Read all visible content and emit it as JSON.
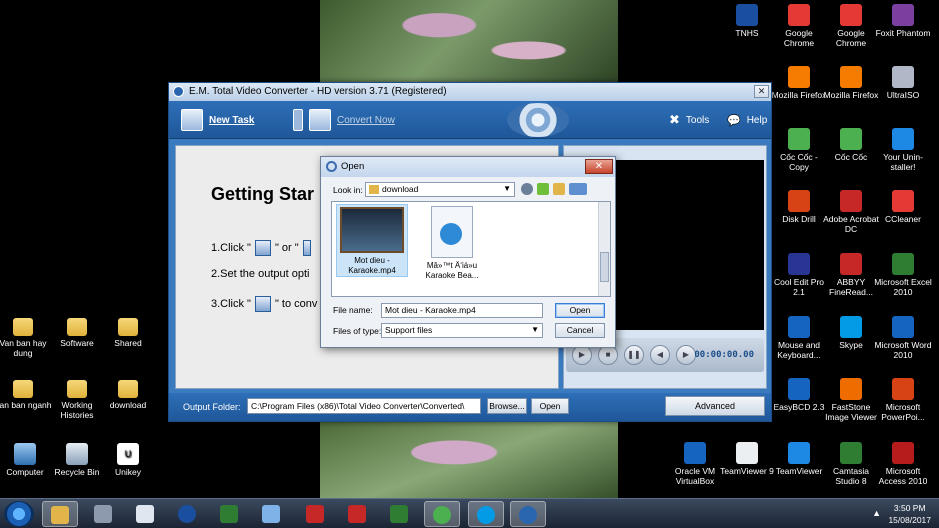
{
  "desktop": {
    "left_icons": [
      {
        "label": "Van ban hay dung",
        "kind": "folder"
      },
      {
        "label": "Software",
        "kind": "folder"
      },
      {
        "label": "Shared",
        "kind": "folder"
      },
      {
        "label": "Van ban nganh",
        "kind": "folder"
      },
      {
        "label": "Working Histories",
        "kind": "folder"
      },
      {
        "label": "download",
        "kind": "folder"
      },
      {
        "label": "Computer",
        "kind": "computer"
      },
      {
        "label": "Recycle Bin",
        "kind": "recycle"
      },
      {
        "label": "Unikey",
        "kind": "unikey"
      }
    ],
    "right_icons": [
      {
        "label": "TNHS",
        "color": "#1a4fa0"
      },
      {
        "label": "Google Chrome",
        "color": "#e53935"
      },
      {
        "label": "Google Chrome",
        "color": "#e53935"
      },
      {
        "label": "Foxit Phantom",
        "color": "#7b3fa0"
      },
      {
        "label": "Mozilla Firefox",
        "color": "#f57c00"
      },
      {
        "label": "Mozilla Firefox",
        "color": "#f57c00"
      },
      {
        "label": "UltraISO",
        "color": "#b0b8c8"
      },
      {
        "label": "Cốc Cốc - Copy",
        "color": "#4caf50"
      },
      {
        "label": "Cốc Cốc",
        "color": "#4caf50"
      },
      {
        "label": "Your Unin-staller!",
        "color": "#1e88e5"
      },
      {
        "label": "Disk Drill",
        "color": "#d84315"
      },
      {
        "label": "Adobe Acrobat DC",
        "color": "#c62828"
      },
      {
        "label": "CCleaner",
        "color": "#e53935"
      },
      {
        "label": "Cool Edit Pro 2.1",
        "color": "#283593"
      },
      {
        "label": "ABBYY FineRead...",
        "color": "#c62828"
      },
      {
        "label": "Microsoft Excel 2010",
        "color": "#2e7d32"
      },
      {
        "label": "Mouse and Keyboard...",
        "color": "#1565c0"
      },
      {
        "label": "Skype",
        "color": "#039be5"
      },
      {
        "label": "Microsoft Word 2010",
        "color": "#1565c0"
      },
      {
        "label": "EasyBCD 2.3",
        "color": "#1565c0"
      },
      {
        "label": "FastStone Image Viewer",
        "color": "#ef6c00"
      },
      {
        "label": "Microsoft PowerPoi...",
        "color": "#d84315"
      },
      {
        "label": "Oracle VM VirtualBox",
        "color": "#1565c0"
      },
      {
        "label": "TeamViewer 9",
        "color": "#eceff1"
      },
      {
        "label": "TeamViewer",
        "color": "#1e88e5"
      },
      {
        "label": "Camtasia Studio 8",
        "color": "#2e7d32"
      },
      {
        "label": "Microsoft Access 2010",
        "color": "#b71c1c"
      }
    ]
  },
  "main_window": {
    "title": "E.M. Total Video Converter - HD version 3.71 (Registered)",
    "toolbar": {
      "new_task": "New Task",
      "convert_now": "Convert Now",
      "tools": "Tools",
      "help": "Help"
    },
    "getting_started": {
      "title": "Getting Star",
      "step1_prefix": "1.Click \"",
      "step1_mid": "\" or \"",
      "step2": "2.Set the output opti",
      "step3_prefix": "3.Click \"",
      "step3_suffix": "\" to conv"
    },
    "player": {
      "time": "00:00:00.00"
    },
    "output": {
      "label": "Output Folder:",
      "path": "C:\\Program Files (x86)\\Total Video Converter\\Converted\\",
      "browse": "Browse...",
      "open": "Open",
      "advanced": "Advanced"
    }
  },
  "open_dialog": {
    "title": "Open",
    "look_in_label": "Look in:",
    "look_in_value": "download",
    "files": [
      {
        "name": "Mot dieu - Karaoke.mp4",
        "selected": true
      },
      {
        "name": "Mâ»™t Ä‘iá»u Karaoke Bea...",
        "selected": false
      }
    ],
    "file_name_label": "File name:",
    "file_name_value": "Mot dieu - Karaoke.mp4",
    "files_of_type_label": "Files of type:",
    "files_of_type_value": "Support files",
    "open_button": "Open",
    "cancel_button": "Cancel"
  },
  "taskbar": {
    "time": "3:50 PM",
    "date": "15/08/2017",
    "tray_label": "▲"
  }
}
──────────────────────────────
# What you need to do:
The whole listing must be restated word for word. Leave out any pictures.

# Finished task:
Read all visible content and emit it as JSON.
{
  "desktop": {
    "left_icons": [
      {
        "label": "Van ban hay dung",
        "kind": "folder"
      },
      {
        "label": "Software",
        "kind": "folder"
      },
      {
        "label": "Shared",
        "kind": "folder"
      },
      {
        "label": "Van ban nganh",
        "kind": "folder"
      },
      {
        "label": "Working Histories",
        "kind": "folder"
      },
      {
        "label": "download",
        "kind": "folder"
      },
      {
        "label": "Computer",
        "kind": "computer"
      },
      {
        "label": "Recycle Bin",
        "kind": "recycle"
      },
      {
        "label": "Unikey",
        "kind": "unikey"
      }
    ],
    "right_icons": [
      {
        "label": "TNHS",
        "color": "#1a4fa0"
      },
      {
        "label": "Google Chrome",
        "color": "#e53935"
      },
      {
        "label": "Google Chrome",
        "color": "#e53935"
      },
      {
        "label": "Foxit Phantom",
        "color": "#7b3fa0"
      },
      {
        "label": "Mozilla Firefox",
        "color": "#f57c00"
      },
      {
        "label": "Mozilla Firefox",
        "color": "#f57c00"
      },
      {
        "label": "UltraISO",
        "color": "#b0b8c8"
      },
      {
        "label": "Cốc Cốc - Copy",
        "color": "#4caf50"
      },
      {
        "label": "Cốc Cốc",
        "color": "#4caf50"
      },
      {
        "label": "Your Unin-staller!",
        "color": "#1e88e5"
      },
      {
        "label": "Disk Drill",
        "color": "#d84315"
      },
      {
        "label": "Adobe Acrobat DC",
        "color": "#c62828"
      },
      {
        "label": "CCleaner",
        "color": "#e53935"
      },
      {
        "label": "Cool Edit Pro 2.1",
        "color": "#283593"
      },
      {
        "label": "ABBYY FineRead...",
        "color": "#c62828"
      },
      {
        "label": "Microsoft Excel 2010",
        "color": "#2e7d32"
      },
      {
        "label": "Mouse and Keyboard...",
        "color": "#1565c0"
      },
      {
        "label": "Skype",
        "color": "#039be5"
      },
      {
        "label": "Microsoft Word 2010",
        "color": "#1565c0"
      },
      {
        "label": "EasyBCD 2.3",
        "color": "#1565c0"
      },
      {
        "label": "FastStone Image Viewer",
        "color": "#ef6c00"
      },
      {
        "label": "Microsoft PowerPoi...",
        "color": "#d84315"
      },
      {
        "label": "Oracle VM VirtualBox",
        "color": "#1565c0"
      },
      {
        "label": "TeamViewer 9",
        "color": "#eceff1"
      },
      {
        "label": "TeamViewer",
        "color": "#1e88e5"
      },
      {
        "label": "Camtasia Studio 8",
        "color": "#2e7d32"
      },
      {
        "label": "Microsoft Access 2010",
        "color": "#b71c1c"
      }
    ]
  },
  "main_window": {
    "title": "E.M. Total Video Converter - HD version 3.71 (Registered)",
    "toolbar": {
      "new_task": "New Task",
      "convert_now": "Convert Now",
      "tools": "Tools",
      "help": "Help"
    },
    "getting_started": {
      "title": "Getting Star",
      "step1_prefix": "1.Click \"",
      "step1_mid": "\" or \"",
      "step2": "2.Set the output opti",
      "step3_prefix": "3.Click \"",
      "step3_suffix": "\" to conv"
    },
    "player": {
      "time": "00:00:00.00"
    },
    "output": {
      "label": "Output Folder:",
      "path": "C:\\Program Files (x86)\\Total Video Converter\\Converted\\",
      "browse": "Browse...",
      "open": "Open",
      "advanced": "Advanced"
    }
  },
  "open_dialog": {
    "title": "Open",
    "look_in_label": "Look in:",
    "look_in_value": "download",
    "files": [
      {
        "name": "Mot dieu - Karaoke.mp4",
        "selected": true
      },
      {
        "name": "Mâ»™t Ä‘iá»u Karaoke Bea...",
        "selected": false
      }
    ],
    "file_name_label": "File name:",
    "file_name_value": "Mot dieu - Karaoke.mp4",
    "files_of_type_label": "Files of type:",
    "files_of_type_value": "Support files",
    "open_button": "Open",
    "cancel_button": "Cancel"
  },
  "taskbar": {
    "time": "3:50 PM",
    "date": "15/08/2017",
    "tray_label": "▲"
  }
}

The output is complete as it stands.